14th April 1917 – Beaufort
Battalion moved to billets in Beaufort.
16th April 1917 – Beaufort
Battalion in billets
17th April 1917 – Beaufort
Battalion in billets, training carried out
18th April 1917 – Beaufort
Battalion in billets, training being carried out.
19th April 1917 – Beaufort
Battalion moved to billets in Montenescourt.
20th April 1917 – Beaufort
Battalion moved by buses to Arras – Battalion in support.
The Battalion did not return to Arras until called into reserve and bussed into the town on the 20th. Next going into the front line in the 23rd April.
23rd April 1917 – Arras
Battalion in attack. Middlesex right front battalion. York and Lancaster regiment left front Battalion. Somerset Light Infantry Right support Battalion, Lincolnshire Regiment left support Battalion.
Casualties, 20 officers killed, 2nd Lieut W.S.Dickinson, D.J.B Busher. Other Ranks killed 20., Wounded 102, missing 14.
Lance Corporal Fred Lloyd, of Bourne was reported as being killed in action on 24th April 1917.
25th April 1917 – Arras
Battalion in reserve.
April was a bad time for the battalion and also for our local communities as four of our local boys were killed during this period.
In July the Battalion were moved to Ypres in preparation for the Battle of Passchendaele.
On the 13th July 1917, William Lynn reported to the medical officer with a complaining of short-windedness, sharp pain over the left chest and a cough.
He was sent to the 50th Field Ambulance and then on to the 53rd Casualty Clearing Station. Following initial consultation he was sent out of the field and on to the 55th General Hospital in Boulogne, where he was prepared for his return to Britain.
After being shipped home he was admitted to Springburn Woodside Central Hospital in Glasgow on the 27th July 1917. He was diagnosed has having contracted Tuberculosis of the Lungs and was eventually discharged from hospital on the 6th August.

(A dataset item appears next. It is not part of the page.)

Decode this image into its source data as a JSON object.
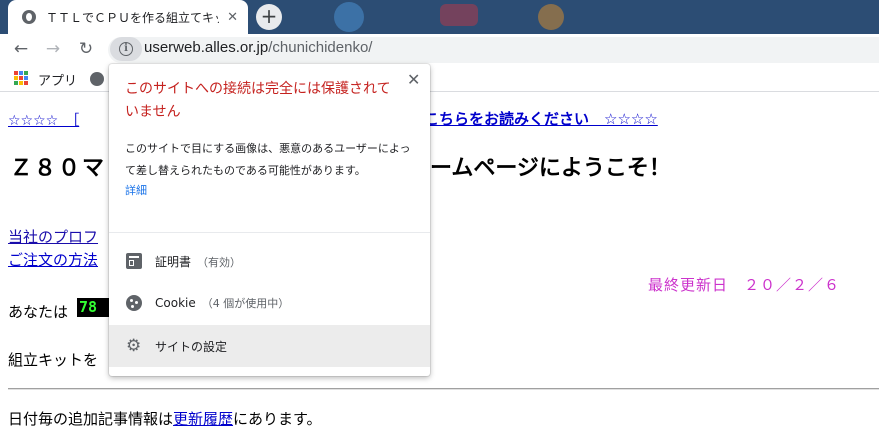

William was subsequently confirmed for discharge from the Army on 29th August 1917 as being medically unfit and was assigned a pension number of Chelsea 91811H, and awarded the silver war badge number 224,300.
William eventually succumbed to the aftereffects of T.B on the 2nd February 1918 aged 21.
Commonwealth War Graves Commission:
In memory of Private William Stanley Lynn, 11891, 8th Battalion, Lincolnshire Regiment who died on 2 February 1918 Age 21. Son of Thomas Lynn of Edenham, Lincolnshire. Remembered with honour, Edenham (St. Michael and All Saints) Churchyard
William’s brother Thomas was later that year in September 1918, reported missing and it would not be until September 1919 that the parents were officially notified of him being officially reported as dead.
A glance at the medals rolls for the 8th Lincs shows an interesting few pages as along with our four already known Edenham men, plus the two Wyer brothers from Hacconby, we also find Harry Vernon Wright from neighbouring Bulby, who’s brother James was also killed serving with the 4th Lincolns and also John Thomas Taylor also of Edenham, and James Fisher Hanford of Morton who’s brother Harold was killed at Le Cateau. Plus those others we have mentioned in the above description of what one local man, William Lynn, went through.
11880 – Private Robert Henry Armstrong (Edenham Memorial)
11881 – Private William Cornwall
11882 – Private Harry Vernon Wright (Bulby)
11183 – Private Horace William Pick
11184 – Private Frederick Thomas Smith (Edenham Memorial)
11185 – Corporal Horace Fortescue
11189 – L/Corporal John Thomas Taylor (Edenham Memorial)
11891 – Pte William Stanley Lynn (Edenham Memorial)
11896 – Pte James Fisher Hanford (Morton)
We will remember them
- WW1 Soldier’s Records (www.ancestry.co.uk)
Commonwealth War Graves Commission
- British Newspaper Archive.